--- START ---

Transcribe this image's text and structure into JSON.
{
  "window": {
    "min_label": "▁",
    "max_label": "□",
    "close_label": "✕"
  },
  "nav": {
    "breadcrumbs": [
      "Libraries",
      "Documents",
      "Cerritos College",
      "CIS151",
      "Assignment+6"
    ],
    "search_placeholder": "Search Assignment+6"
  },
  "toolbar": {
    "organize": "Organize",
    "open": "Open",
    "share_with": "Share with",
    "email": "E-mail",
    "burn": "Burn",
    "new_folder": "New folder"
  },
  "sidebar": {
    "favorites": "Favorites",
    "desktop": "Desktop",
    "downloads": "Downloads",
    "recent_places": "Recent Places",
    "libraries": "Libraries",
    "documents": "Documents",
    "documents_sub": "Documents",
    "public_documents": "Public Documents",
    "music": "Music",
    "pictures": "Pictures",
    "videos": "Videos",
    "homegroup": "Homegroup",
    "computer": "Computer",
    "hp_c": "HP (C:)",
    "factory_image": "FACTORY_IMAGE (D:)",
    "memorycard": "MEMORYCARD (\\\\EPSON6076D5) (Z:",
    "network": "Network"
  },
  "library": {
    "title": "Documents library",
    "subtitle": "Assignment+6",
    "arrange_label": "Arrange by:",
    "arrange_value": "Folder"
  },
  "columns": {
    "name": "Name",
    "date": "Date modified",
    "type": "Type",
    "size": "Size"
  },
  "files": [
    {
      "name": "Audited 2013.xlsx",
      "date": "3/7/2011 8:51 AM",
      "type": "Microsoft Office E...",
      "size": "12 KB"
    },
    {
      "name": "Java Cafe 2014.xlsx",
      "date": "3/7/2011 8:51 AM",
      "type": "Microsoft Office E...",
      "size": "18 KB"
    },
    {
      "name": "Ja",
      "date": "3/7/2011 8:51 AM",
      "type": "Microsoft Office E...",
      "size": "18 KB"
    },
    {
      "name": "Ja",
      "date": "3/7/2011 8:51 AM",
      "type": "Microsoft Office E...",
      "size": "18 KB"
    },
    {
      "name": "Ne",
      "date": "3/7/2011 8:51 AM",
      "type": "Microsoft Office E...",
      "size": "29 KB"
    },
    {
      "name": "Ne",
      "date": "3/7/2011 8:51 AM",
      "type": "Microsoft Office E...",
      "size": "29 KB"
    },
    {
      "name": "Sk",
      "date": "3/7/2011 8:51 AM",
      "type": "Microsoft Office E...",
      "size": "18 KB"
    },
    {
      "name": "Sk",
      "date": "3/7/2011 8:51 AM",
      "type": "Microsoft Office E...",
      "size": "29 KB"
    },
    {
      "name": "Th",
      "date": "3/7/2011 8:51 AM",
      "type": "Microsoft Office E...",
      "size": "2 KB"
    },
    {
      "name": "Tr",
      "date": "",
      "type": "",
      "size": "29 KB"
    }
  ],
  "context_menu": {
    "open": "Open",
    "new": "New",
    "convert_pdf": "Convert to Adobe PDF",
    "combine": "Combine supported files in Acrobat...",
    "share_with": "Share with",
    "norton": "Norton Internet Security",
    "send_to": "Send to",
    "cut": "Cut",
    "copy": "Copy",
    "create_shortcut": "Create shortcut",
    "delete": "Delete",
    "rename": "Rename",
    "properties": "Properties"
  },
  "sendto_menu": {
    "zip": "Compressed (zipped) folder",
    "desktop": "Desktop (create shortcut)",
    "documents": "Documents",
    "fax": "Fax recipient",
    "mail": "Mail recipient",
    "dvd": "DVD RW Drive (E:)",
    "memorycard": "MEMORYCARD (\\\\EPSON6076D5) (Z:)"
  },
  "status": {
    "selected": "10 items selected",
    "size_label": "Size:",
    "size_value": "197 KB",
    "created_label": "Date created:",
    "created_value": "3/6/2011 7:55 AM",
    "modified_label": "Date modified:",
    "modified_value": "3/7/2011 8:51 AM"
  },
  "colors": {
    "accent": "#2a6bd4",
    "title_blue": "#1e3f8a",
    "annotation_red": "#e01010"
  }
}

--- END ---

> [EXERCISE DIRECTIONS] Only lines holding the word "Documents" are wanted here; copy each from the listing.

> [TASK RESPONSE]
      "Documents",
    "documents": "Documents",
    "documents_sub": "Documents",
    "public_documents": "Public Documents",
    "title": "Documents library",
    "documents": "Documents",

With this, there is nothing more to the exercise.